Re: Answering the call of Chief Judge Kaye for systemic reforms
Accepting the challenge from New York's reform-minded Chief Judge Kaye, Fordham Dean John Feerick, fondly known as John The Good, and his Commission acted. Now, a second great step has been taken---the NYS Assembly has responded, as surely will the Senate and the Governor. That our elected representatives, including District Attorneys, will honorably rise to the occasion is not in dispute; neither is the appropriate consideration of the pros and cons of alternatives suggested and to-be-suggested to not only promote confidence, but to make it almost impossible for a corrupt or corruptible candidate to make it to the noble bench. The law is the law, and not a political party-appendage. The overwhelming members of the bench are hardworking and honest, comprehend the awesome power and fiduciary responsibility ofjudging one's fellow human being, and that the absolute predicate is actual, not just merely apparent, integrity; being in agreement with conventional wisdom is not required, or else slavery and antisemitism would still be legal.
Having served as one of New York County Lawyers' designee to the City Bar's Judiciary Committee, and then later, on Kings County Democratic Independent Judicial Screening Panel for Supreme Court (not for NYC Civil Court, as there was no such panel operating in Kings County at the time) and absorbed subsequent events, I offer a solitary nuance for public consideration: politics is the ultimate escrow account.
All screeners are and will remain human beings, with human dynamics and the inherent lack of x-ray capability of seeing the future or into another person's heart and motivation; even Superman's x-ray vision was not so super. Most screeners are persons of integrity, and will exercise their judgment without fear of retribution or seeking illegal favor. Screeners while screening must rely upon the self-policing organs of the profession for professional safety and not seek political immunity, or else even axegrinding or contract-candidate killers could function on panels with improper collateral immunity and chill judicial independence; I have seen or smelled some version of that on the panels. Taking a page from our founding fathers and their singular contribution to history's march from tyranny to selfdetermination is that "absolute power" is bad, and "separated power" is better. If at every turn, our reform minded leaders work to dilute power, rather than concentrate power in the judicial selection and election process, then the greater-separated power will reduce the chance of a corrupt or corruptible candidate getting through to the noblest status of all: a judge.

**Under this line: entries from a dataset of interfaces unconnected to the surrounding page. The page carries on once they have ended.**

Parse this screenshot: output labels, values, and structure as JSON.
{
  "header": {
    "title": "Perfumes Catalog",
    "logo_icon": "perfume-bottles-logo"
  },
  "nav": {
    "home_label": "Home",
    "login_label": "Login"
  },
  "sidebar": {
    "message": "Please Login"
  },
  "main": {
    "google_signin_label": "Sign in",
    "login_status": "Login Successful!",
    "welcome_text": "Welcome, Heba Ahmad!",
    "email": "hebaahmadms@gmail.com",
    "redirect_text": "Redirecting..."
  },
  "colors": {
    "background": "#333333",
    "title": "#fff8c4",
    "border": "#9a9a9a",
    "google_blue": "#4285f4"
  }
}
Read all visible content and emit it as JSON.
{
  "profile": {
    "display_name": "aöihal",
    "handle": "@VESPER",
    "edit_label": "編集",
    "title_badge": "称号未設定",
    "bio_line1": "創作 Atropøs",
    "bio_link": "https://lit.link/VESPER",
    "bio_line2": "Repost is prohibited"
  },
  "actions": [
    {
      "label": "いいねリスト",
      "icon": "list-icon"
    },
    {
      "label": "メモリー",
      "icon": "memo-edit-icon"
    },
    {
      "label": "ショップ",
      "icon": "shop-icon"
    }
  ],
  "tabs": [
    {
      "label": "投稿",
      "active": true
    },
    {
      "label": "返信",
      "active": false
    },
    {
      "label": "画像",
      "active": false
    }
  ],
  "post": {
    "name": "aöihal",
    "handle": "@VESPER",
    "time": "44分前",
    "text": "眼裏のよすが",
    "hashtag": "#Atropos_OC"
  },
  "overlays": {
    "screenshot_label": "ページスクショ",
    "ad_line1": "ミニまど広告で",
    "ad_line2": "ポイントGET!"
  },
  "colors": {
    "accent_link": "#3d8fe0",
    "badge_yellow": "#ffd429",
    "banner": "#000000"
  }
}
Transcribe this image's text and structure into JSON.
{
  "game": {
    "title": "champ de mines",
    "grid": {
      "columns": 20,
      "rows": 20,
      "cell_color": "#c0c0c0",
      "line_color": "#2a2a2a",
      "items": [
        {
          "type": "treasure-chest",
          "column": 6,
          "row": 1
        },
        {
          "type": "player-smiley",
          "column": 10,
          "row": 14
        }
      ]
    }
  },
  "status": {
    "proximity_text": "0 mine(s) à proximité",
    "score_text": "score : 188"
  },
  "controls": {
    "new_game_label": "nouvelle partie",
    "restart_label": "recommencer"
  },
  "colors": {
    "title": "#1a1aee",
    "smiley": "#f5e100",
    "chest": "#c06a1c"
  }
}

The challenge for political parties is to see themselves as escrow agents holding democracy itself in escrow. They are then free to argue that their ideology is better than that of other political parties, and that theirjudicial candidate deserves voter approval. To increase the pool of meritorious candidates, aside from screening reforms, judicial salaries also need to be substantially adjusted upwards. As for all other matters, politics can safely go back to seeking political consensus, while the honest judiciary separate truth from lie and injury from frivolity, and painstakingly fashion justice, one case at a time. Dated: June 17, 2004
Ravi Batra, Esq.
The Law Firm of Ravi Batra, P.C.
142 Lexington Avenue, New York, NY 10016